The Supreme Court decides only about 75 cases a year, amounting to fewer than 1 percent of all federal cases. We don’t worry about uniformity in the 99 percent of cases the court never hears. In addition, of the cases the court does hear, only about 20 percent are decided by 5-4 votes. Most of those, while important, do not raise uniformity issues. Moreover, if a national rule is urgently needed for economic or other reasons, the justices will in all likelihood recognize that need and act accordingly, especially if an evenly divided court were to be a permanent aspect of our legal system.
At the time, the most persuasive argument against my proposal, is still the most persuasive argument against my proposal--that it will never happen. In response, I suggested that if only cooler heads would prevail, people would see this proposal does not benefit either political party, clearly weakens and improves the Court, depoliticizes to a great degree our broken nomination process, and could be easily explained to the American people (as opposed to most other academic proposals being offered to reform the Court).

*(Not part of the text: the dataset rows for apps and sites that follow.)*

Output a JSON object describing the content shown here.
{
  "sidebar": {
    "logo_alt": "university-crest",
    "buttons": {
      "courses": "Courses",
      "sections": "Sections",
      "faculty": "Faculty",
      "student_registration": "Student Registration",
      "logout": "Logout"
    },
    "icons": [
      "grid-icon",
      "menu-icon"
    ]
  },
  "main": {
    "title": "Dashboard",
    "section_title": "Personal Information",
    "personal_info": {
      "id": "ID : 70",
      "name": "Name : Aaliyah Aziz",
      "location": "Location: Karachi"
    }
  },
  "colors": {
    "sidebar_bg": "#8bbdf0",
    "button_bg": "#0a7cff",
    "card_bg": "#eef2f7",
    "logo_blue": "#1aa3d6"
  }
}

Today, of course, the GOP would object on partisan grounds since they clearly own the Court (and thus the law). What the Democrats need to do, in a hurry, is convince their few conservative Senators to abolish (or "suspend") the filibuster for the sole issue of Supreme Court reform (although it would be better to enact voting rights legislation too), add three, not four seats, and create a 12-person court, with the promise that they are doing so only as the opening act for balancing the Court. The way to express this to the American people would be that we are all tired of the Court zig-zagging through American history with cycles of partisan liberalism and conservatism, and for the rest of time no state or federal law will be invalidated by the Supreme Court without at least one Republican or one Democrat voting with the other side.

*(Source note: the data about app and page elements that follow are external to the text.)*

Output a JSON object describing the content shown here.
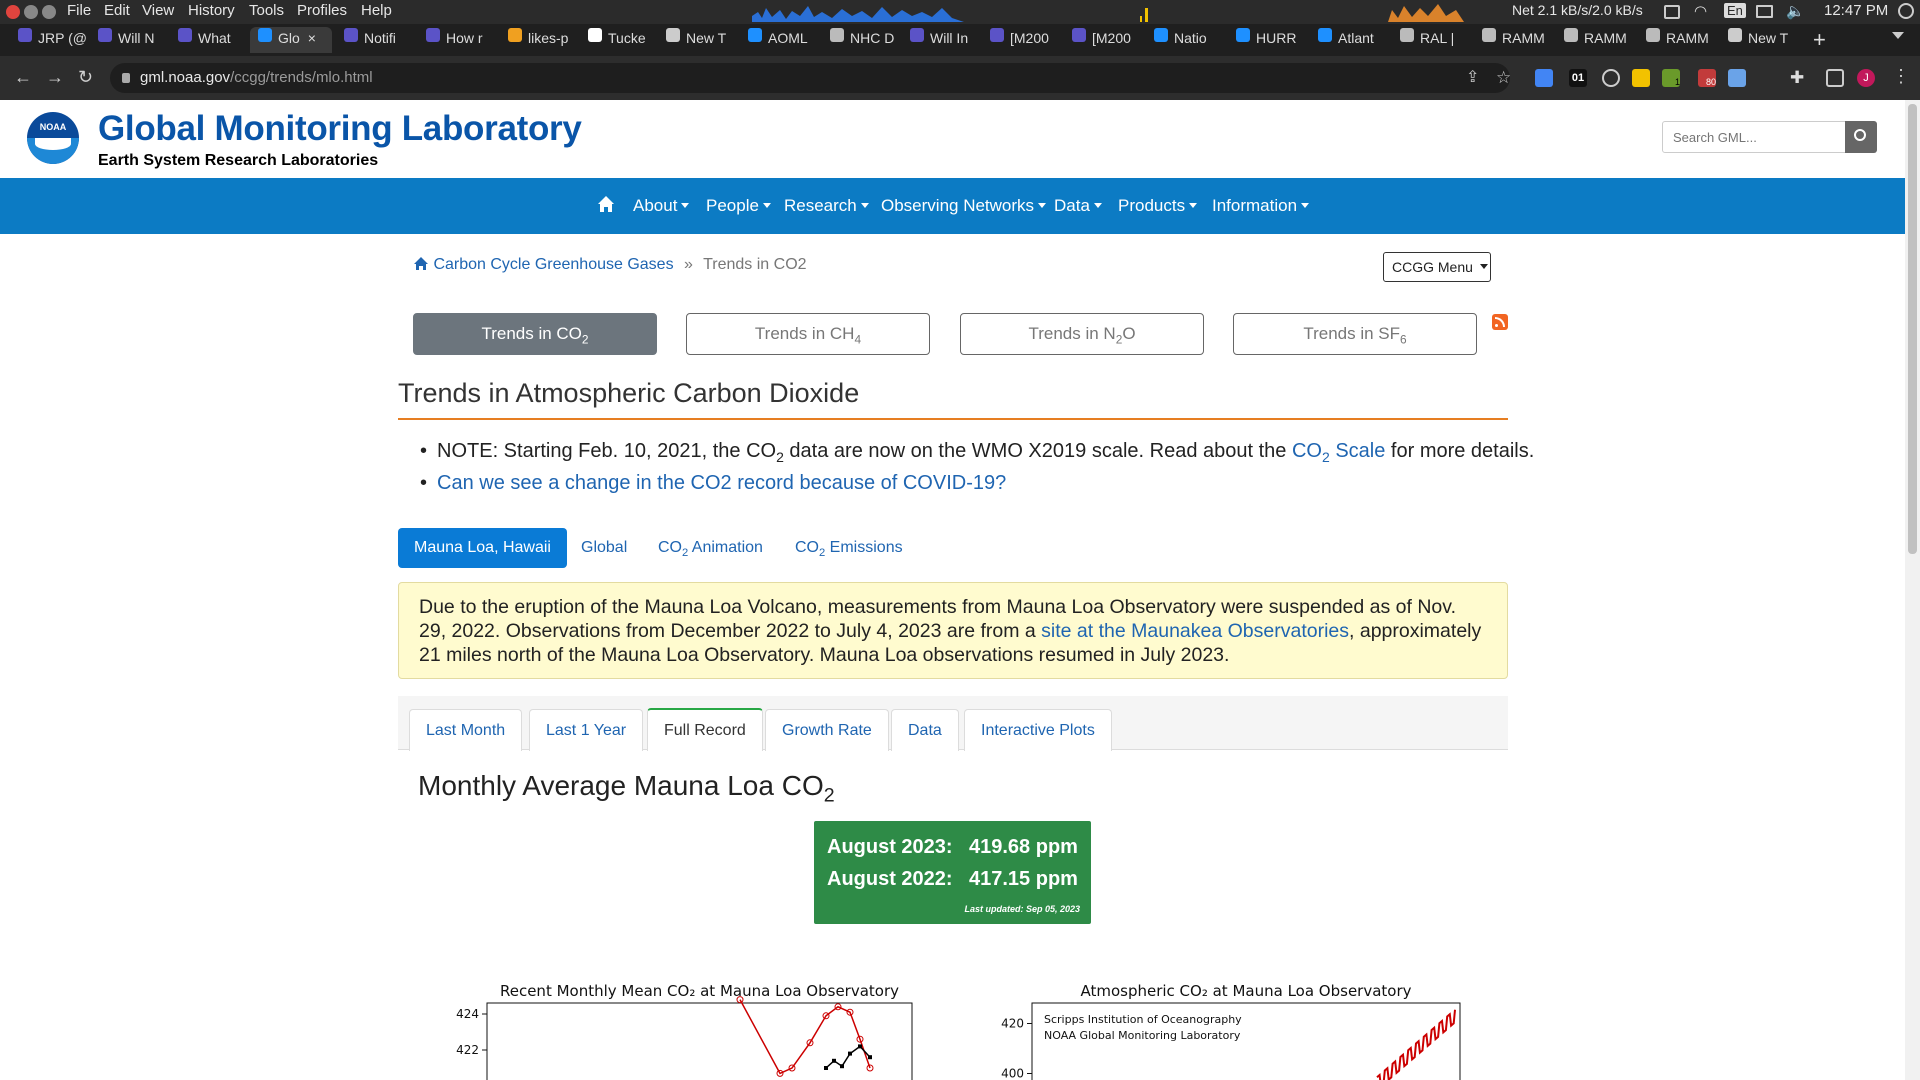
{
  "os": {
    "menu": [
      "File",
      "Edit",
      "View",
      "History",
      "Tools",
      "Profiles",
      "Help"
    ],
    "net": "Net 2.1 kB/s/2.0 kB/s",
    "lang": "En",
    "clock": "12:47 PM"
  },
  "tabs": [
    {
      "label": "JRP (@",
      "color": "#5b53c7"
    },
    {
      "label": "Will N",
      "color": "#5b53c7"
    },
    {
      "label": "What",
      "color": "#5b53c7"
    },
    {
      "label": "Glo",
      "color": "#1e90ff",
      "active": true
    },
    {
      "label": "Notifi",
      "color": "#5b53c7"
    },
    {
      "label": "How r",
      "color": "#5b53c7"
    },
    {
      "label": "likes-p",
      "color": "#f0a020"
    },
    {
      "label": "Tucke",
      "color": "#ffffff"
    },
    {
      "label": "New T",
      "color": "#cccccc"
    },
    {
      "label": "AOML",
      "color": "#1e90ff"
    },
    {
      "label": "NHC D",
      "color": "#bbbbbb"
    },
    {
      "label": "Will In",
      "color": "#5b53c7"
    },
    {
      "label": "[M200",
      "color": "#5b53c7"
    },
    {
      "label": "[M200",
      "color": "#5b53c7"
    },
    {
      "label": "Natio",
      "color": "#1e90ff"
    },
    {
      "label": "HURR",
      "color": "#1e90ff"
    },
    {
      "label": "Atlant",
      "color": "#1e90ff"
    },
    {
      "label": "RAL |",
      "color": "#bbbbbb"
    },
    {
      "label": "RAMM",
      "color": "#bbbbbb"
    },
    {
      "label": "RAMM",
      "color": "#bbbbbb"
    },
    {
      "label": "RAMM",
      "color": "#bbbbbb"
    },
    {
      "label": "New T",
      "color": "#cccccc"
    }
  ],
  "browser": {
    "url_host": "gml.noaa.gov",
    "url_path": "/ccgg/trends/mlo.html",
    "tab_close": "×",
    "new_tab": "+",
    "ext_badge_1": "01",
    "ext_badge_2": "1",
    "ext_badge_3": "80",
    "profile_initial": "J"
  },
  "site": {
    "title": "Global Monitoring Laboratory",
    "subtitle": "Earth System Research Laboratories",
    "logo_text": "NOAA",
    "search_placeholder": "Search GML...",
    "nav": [
      "About",
      "People",
      "Research",
      "Observing Networks",
      "Data",
      "Products",
      "Information"
    ]
  },
  "breadcrumb": {
    "home": "Carbon Cycle Greenhouse Gases",
    "sep": "»",
    "current": "Trends in CO2",
    "menu_button": "CCGG Menu"
  },
  "subtabs": [
    {
      "text": "Trends in CO",
      "sub": "2"
    },
    {
      "text": "Trends in CH",
      "sub": "4"
    },
    {
      "text": "Trends in N",
      "sub": "2",
      "tail": "O"
    },
    {
      "text": "Trends in SF",
      "sub": "6"
    }
  ],
  "heading": "Trends in Atmospheric Carbon Dioxide",
  "notes": {
    "n1_a": "NOTE: Starting Feb. 10, 2021, the CO",
    "n1_sub": "2",
    "n1_b": " data are now on the WMO X2019 scale. Read about the ",
    "n1_link": "CO",
    "n1_link_sub": "2",
    "n1_link_b": " Scale",
    "n1_c": " for more details.",
    "n2_link": "Can we see a change in the CO2 record because of COVID-19?"
  },
  "pills": [
    {
      "text": "Mauna Loa, Hawaii"
    },
    {
      "text": "Global"
    },
    {
      "text": "CO",
      "sub": "2",
      "tail": " Animation"
    },
    {
      "text": "CO",
      "sub": "2",
      "tail": " Emissions"
    }
  ],
  "alert": {
    "a": "Due to the eruption of the Mauna Loa Volcano, measurements from Mauna Loa Observatory were suspended as of Nov. 29, 2022. Observations from December 2022 to July 4, 2023 are from a ",
    "link": "site at the Maunakea Observatories",
    "b": ", approximately 21 miles north of the Mauna Loa Observatory. Mauna Loa observations resumed in July 2023."
  },
  "record_tabs": [
    "Last Month",
    "Last 1 Year",
    "Full Record",
    "Growth Rate",
    "Data",
    "Interactive Plots"
  ],
  "monthly": {
    "title_a": "Monthly Average Mauna Loa CO",
    "title_sub": "2",
    "row1_label": "August 2023:",
    "row1_value": "419.68 ppm",
    "row2_label": "August 2022:",
    "row2_value": "417.15 ppm",
    "updated": "Last updated: Sep 05, 2023"
  },
  "chart_data": [
    {
      "type": "line",
      "title": "Recent Monthly Mean CO₂ at Mauna Loa Observatory",
      "ylim": [
        420,
        425
      ],
      "yticks": [
        422,
        424
      ],
      "series": [
        {
          "color": "#cc0000",
          "marker": "circle"
        },
        {
          "color": "#000000",
          "marker": "square"
        }
      ]
    },
    {
      "type": "line",
      "title": "Atmospheric CO₂ at Mauna Loa Observatory",
      "ylim": [
        395,
        425
      ],
      "yticks": [
        400,
        420
      ],
      "legend": [
        "Scripps Institution of Oceanography",
        "NOAA Global Monitoring Laboratory"
      ],
      "series": [
        {
          "color": "#cc0000"
        }
      ]
    }
  ]
}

So what happened during the 2016-17 Supreme Court term when the Court was evenly divided? Professor Will Baude wrote that this “has been a quiet term and that is good for the country. Overall this year the Court has been the least dramatic and most functional branch of government.” Justice Alito noted that we "had a lot more discussion of some things and more compromise and maybe narrower opinions than we would have issued otherwise.” And, as the New York Times reporter for the Supreme Court Adam Liptak noted, "the last term was marked by a level of agreement unseen at the court in more than 70 years. That resulted from a lack of divisive disputes on social issues and hard work by the justices, who often favored exceedingly narrow decisions to avoid deadlocks." More hard work, less divisiveness, and narrower opinions are exactly what should be the goals of Supreme Court reform.

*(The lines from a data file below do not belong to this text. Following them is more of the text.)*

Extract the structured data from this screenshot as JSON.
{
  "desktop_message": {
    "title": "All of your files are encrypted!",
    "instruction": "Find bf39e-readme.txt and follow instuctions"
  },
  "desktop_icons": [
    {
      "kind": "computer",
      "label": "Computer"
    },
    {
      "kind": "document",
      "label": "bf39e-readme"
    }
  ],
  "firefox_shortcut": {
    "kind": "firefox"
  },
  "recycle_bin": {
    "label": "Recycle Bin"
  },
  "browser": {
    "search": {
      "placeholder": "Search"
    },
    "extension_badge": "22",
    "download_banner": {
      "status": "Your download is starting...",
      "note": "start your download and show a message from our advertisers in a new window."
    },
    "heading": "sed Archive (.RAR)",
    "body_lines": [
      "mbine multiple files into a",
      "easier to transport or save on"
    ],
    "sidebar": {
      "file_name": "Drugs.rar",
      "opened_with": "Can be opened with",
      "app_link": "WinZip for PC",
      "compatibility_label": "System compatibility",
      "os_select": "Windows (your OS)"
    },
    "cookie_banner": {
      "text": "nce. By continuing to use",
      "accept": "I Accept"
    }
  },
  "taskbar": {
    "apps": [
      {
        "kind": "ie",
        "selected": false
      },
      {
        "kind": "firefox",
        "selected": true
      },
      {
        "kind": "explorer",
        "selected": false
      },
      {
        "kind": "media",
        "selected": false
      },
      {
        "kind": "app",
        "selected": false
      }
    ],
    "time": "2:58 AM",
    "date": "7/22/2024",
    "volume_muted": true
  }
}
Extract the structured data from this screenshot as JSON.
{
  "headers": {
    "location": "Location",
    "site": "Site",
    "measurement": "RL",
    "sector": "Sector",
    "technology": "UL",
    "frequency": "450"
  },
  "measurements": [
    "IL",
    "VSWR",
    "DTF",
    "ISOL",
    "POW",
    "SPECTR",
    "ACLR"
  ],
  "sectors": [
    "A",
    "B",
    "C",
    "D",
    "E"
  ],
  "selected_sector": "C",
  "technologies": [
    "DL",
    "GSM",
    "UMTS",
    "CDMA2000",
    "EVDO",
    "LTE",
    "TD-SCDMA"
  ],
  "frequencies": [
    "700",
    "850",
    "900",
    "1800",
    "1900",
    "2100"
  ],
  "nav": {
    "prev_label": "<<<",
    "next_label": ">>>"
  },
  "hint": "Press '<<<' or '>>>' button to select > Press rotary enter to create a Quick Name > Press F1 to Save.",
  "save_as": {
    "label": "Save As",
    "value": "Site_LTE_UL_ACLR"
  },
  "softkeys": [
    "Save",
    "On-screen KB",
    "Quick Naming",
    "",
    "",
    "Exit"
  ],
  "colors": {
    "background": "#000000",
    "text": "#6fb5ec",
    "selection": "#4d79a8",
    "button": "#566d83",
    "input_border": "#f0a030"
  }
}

Finally, on a personal note, I was invited to present this thesis at a University of Chicago forum back in 2017. I vetted my idea with Liptak, whose judgment I trust, and who had previously been at the forum. He didn't object to an even number of Justices but said the partisan balance idea was "nuts," and I should be prepared for a rough time at the forum. Judge Frank Easterbrook was there and indeed stared at me the whole time like I was a three-headed monster. Now jump ahead to present day. On my Supreme Myths podcast with Liptak in February, he told me that he now agreed that my idea of an equally divided Court was worth pursuing.
It is an idea whose time has come.
Postscript by Mike Dorf: I believe that Prof Segall's proposal would be a vast improvement over the status quo. If it had a chance of being enacted by Congress, I'd gladly support it now. I'm not quite prepared (yet) to say that that conclusion retroactively vindicates the proposal circa 2016, but it is no less worthy of discussion than the other (likely futile) proposals currently in the news.